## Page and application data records
*** Begin section ***
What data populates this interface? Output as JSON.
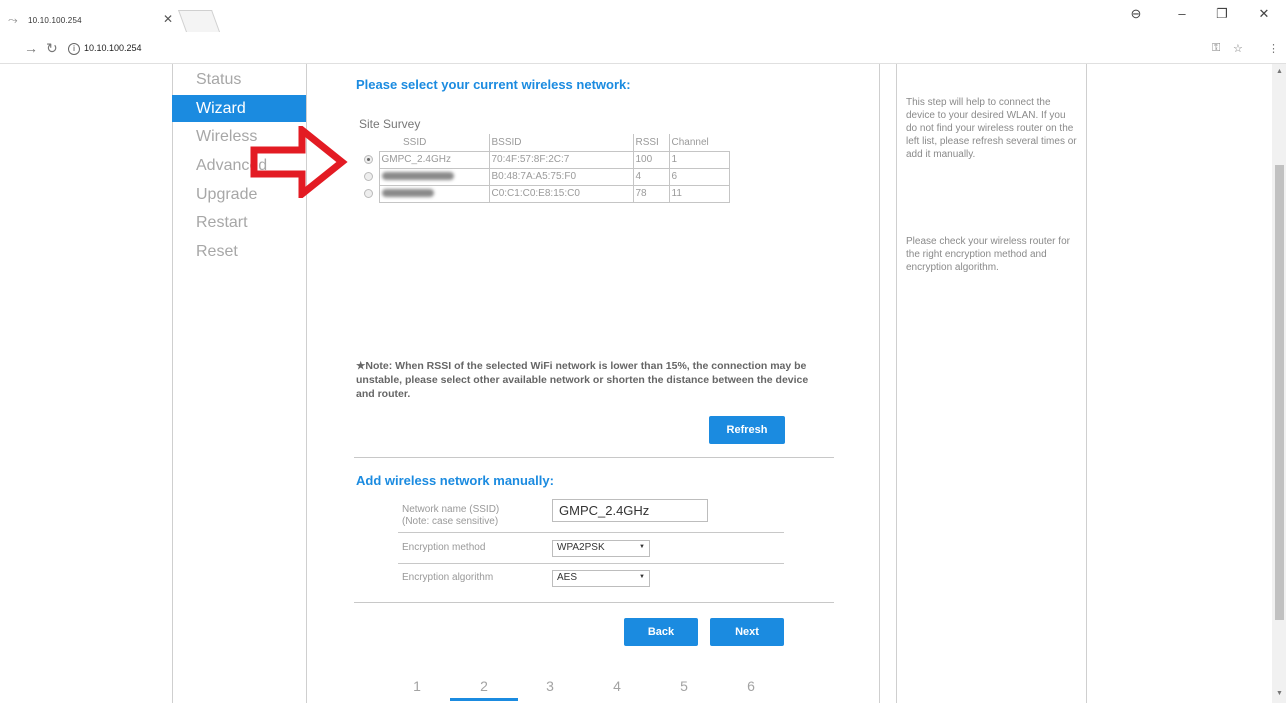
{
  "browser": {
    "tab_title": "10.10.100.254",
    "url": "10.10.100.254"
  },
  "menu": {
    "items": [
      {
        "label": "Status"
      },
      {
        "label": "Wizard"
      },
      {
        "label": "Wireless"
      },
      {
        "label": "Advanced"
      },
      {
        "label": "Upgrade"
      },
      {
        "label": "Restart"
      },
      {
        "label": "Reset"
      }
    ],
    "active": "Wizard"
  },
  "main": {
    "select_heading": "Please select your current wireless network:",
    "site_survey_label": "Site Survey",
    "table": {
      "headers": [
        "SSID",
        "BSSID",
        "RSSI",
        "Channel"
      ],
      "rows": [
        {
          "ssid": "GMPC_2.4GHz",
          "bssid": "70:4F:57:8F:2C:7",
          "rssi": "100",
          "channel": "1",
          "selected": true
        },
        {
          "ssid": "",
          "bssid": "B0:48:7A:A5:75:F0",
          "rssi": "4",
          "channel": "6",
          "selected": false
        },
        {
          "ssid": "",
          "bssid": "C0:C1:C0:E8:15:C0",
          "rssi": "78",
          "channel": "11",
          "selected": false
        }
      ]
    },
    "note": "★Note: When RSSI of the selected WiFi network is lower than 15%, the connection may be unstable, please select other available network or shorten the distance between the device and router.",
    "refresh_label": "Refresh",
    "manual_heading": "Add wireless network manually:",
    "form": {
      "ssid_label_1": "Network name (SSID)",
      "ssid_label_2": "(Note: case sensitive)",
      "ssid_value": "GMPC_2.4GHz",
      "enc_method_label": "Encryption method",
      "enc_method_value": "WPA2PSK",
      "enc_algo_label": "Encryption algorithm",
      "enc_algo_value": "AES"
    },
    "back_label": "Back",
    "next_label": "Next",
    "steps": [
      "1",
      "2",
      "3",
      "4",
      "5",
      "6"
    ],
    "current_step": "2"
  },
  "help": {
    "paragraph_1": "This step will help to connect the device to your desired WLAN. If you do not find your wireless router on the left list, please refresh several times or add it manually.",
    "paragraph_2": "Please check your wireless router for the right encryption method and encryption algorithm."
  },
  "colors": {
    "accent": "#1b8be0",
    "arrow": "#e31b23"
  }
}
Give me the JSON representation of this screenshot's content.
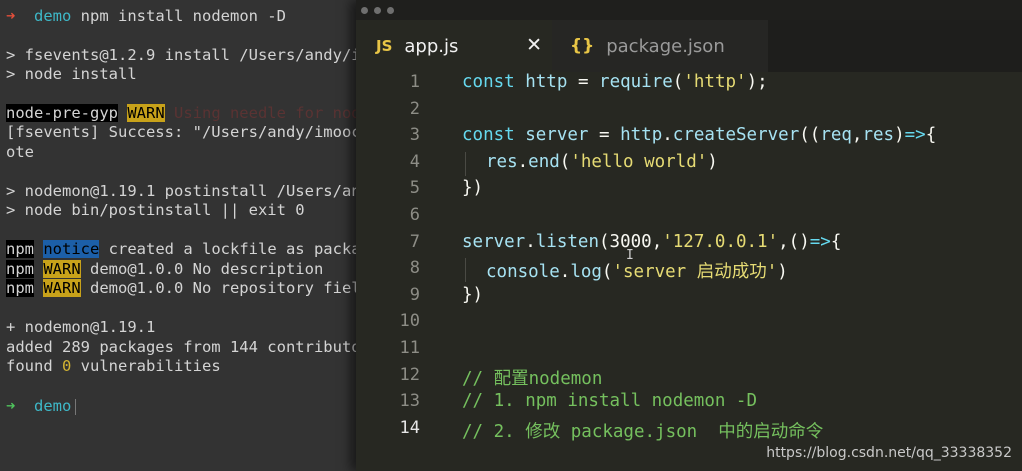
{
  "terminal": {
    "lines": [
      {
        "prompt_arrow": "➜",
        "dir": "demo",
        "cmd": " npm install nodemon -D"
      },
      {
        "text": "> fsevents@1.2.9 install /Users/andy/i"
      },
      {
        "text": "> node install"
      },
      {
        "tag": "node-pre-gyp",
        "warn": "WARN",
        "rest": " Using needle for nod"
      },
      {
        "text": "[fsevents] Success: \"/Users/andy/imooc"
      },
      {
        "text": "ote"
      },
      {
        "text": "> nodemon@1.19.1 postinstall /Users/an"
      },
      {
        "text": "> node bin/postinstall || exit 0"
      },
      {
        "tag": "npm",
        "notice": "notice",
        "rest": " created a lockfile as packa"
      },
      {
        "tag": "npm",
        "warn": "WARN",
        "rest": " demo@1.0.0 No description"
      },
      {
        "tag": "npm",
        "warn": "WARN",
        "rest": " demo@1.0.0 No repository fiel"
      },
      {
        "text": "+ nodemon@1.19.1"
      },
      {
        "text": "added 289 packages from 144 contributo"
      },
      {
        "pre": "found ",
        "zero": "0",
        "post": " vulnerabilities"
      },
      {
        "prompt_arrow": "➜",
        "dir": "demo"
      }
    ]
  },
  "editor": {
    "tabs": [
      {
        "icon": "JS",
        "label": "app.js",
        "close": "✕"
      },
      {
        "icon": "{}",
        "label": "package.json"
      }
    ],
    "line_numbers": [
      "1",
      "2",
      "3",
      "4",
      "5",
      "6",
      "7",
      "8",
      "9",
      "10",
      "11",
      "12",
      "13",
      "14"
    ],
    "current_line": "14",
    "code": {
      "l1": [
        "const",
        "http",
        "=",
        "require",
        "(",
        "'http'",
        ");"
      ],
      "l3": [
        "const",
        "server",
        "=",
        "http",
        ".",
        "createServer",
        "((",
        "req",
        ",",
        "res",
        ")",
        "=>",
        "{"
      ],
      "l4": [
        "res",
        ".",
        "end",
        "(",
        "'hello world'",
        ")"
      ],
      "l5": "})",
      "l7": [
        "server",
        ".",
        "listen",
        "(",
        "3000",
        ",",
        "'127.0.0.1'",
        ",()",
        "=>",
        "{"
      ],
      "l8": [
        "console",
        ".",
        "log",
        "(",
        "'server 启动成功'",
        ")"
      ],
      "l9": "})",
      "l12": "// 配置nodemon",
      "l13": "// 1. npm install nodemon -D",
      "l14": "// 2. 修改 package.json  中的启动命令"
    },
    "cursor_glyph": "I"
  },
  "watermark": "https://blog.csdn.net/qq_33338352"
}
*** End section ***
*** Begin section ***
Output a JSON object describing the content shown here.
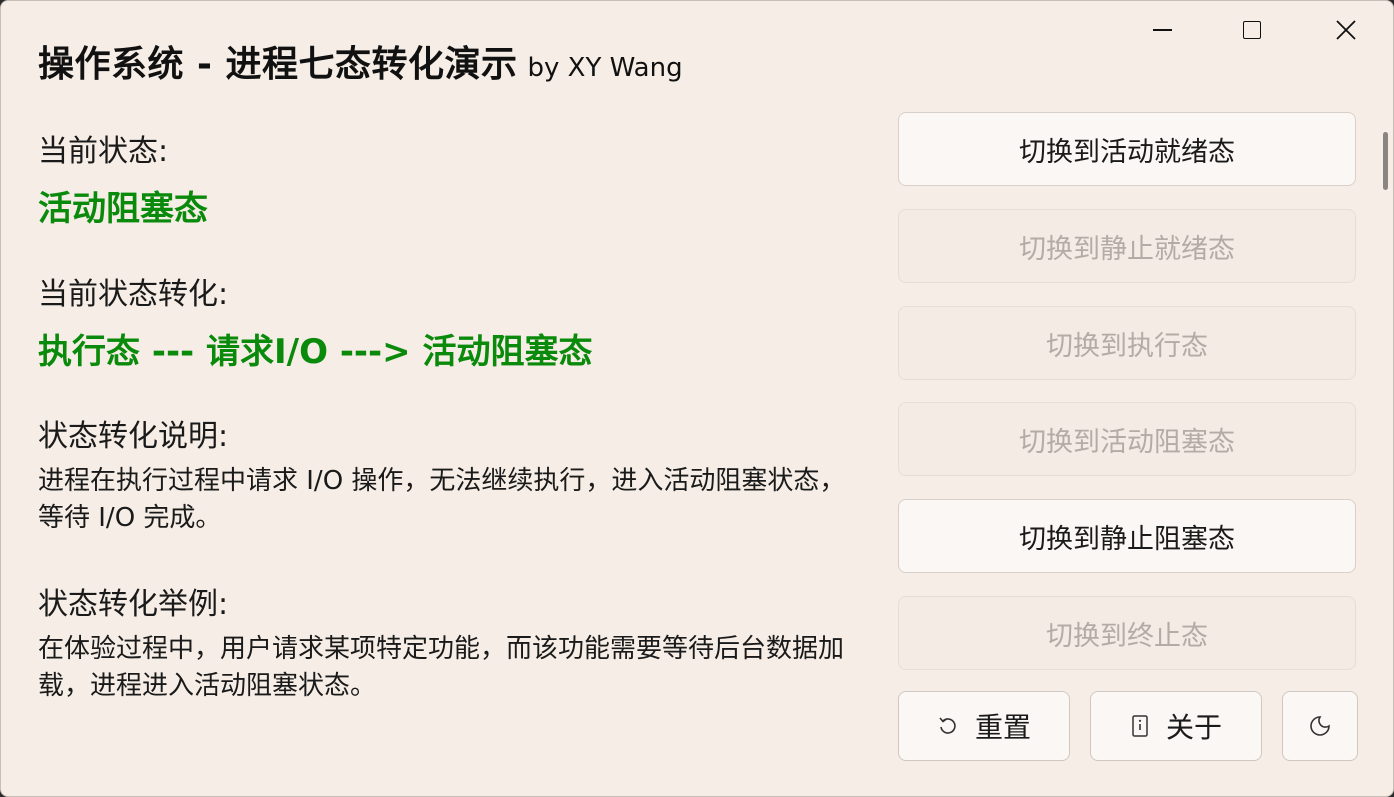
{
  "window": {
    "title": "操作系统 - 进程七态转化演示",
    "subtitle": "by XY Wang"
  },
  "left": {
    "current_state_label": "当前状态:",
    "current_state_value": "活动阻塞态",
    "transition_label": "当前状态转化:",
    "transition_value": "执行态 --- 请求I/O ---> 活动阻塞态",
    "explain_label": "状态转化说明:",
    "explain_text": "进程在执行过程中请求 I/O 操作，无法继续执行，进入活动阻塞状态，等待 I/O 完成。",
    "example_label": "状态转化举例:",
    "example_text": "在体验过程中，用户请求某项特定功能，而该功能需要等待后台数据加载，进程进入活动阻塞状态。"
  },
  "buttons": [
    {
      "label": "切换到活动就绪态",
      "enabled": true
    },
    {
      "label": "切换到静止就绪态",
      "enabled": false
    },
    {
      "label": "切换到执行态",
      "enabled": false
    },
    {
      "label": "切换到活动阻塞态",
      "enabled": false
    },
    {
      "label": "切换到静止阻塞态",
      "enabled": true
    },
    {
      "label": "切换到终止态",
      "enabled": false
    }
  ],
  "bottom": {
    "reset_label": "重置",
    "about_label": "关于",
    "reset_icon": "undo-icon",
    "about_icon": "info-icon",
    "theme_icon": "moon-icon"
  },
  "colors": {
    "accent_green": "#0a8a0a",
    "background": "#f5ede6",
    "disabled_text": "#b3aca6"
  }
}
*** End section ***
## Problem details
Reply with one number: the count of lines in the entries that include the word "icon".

## Worked solution
5